Below is a listing; reproduce each line of it exactly.

----------------

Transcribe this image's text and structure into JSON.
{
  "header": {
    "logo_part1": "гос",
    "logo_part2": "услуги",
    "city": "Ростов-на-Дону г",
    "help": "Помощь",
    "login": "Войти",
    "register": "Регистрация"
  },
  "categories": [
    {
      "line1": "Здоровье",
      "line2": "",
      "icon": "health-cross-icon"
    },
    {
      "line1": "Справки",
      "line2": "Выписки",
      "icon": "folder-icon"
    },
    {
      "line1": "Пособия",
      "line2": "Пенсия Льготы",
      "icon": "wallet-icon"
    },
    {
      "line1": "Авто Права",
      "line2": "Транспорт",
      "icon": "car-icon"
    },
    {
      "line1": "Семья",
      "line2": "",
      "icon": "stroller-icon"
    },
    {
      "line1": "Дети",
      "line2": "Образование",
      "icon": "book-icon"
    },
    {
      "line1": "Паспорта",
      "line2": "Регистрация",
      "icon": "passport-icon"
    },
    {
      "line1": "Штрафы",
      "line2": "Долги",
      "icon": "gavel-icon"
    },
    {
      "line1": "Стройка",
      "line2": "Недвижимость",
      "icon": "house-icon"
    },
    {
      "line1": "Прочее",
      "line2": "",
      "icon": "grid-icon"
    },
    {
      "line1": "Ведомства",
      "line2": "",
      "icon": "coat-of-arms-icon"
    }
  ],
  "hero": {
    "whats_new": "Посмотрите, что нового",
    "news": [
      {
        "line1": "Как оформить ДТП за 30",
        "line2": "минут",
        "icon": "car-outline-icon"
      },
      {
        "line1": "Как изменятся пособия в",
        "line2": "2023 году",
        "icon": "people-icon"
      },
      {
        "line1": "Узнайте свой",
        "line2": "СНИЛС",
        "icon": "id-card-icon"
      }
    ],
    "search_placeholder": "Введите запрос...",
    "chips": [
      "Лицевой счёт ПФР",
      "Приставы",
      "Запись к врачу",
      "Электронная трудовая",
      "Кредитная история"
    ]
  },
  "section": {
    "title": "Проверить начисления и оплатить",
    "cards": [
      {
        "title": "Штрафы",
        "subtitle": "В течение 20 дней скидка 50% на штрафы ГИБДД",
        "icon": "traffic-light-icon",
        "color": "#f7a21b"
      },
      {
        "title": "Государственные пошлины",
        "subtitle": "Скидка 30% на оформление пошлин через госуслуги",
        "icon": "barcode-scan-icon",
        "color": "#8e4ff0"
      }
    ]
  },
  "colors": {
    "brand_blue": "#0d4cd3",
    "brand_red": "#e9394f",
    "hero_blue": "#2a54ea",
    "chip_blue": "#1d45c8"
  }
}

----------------

• _YOUR RESPONSE_:
Transcribe this image's text and structure into JSON.
{
  "header": {
    "logo_part1": "гос",
    "logo_part2": "услуги",
    "city": "Ростов-на-Дону г",
    "help": "Помощь",
    "login": "Войти",
    "register": "Регистрация"
  },
  "categories": [
    {
      "line1": "Здоровье",
      "line2": "",
      "icon": "health-cross-icon"
    },
    {
      "line1": "Справки",
      "line2": "Выписки",
      "icon": "folder-icon"
    },
    {
      "line1": "Пособия",
      "line2": "Пенсия Льготы",
      "icon": "wallet-icon"
    },
    {
      "line1": "Авто Права",
      "line2": "Транспорт",
      "icon": "car-icon"
    },
    {
      "line1": "Семья",
      "line2": "",
      "icon": "stroller-icon"
    },
    {
      "line1": "Дети",
      "line2": "Образование",
      "icon": "book-icon"
    },
    {
      "line1": "Паспорта",
      "line2": "Регистрация",
      "icon": "passport-icon"
    },
    {
      "line1": "Штрафы",
      "line2": "Долги",
      "icon": "gavel-icon"
    },
    {
      "line1": "Стройка",
      "line2": "Недвижимость",
      "icon": "house-icon"
    },
    {
      "line1": "Прочее",
      "line2": "",
      "icon": "grid-icon"
    },
    {
      "line1": "Ведомства",
      "line2": "",
      "icon": "coat-of-arms-icon"
    }
  ],
  "hero": {
    "whats_new": "Посмотрите, что нового",
    "news": [
      {
        "line1": "Как оформить ДТП за 30",
        "line2": "минут",
        "icon": "car-outline-icon"
      },
      {
        "line1": "Как изменятся пособия в",
        "line2": "2023 году",
        "icon": "people-icon"
      },
      {
        "line1": "Узнайте свой",
        "line2": "СНИЛС",
        "icon": "id-card-icon"
      }
    ],
    "search_placeholder": "Введите запрос...",
    "chips": [
      "Лицевой счёт ПФР",
      "Приставы",
      "Запись к врачу",
      "Электронная трудовая",
      "Кредитная история"
    ]
  },
  "section": {
    "title": "Проверить начисления и оплатить",
    "cards": [
      {
        "title": "Штрафы",
        "subtitle": "В течение 20 дней скидка 50% на штрафы ГИБДД",
        "icon": "traffic-light-icon",
        "color": "#f7a21b"
      },
      {
        "title": "Государственные пошлины",
        "subtitle": "Скидка 30% на оформление пошлин через госуслуги",
        "icon": "barcode-scan-icon",
        "color": "#8e4ff0"
      }
    ]
  },
  "colors": {
    "brand_blue": "#0d4cd3",
    "brand_red": "#e9394f",
    "hero_blue": "#2a54ea",
    "chip_blue": "#1d45c8"
  }
}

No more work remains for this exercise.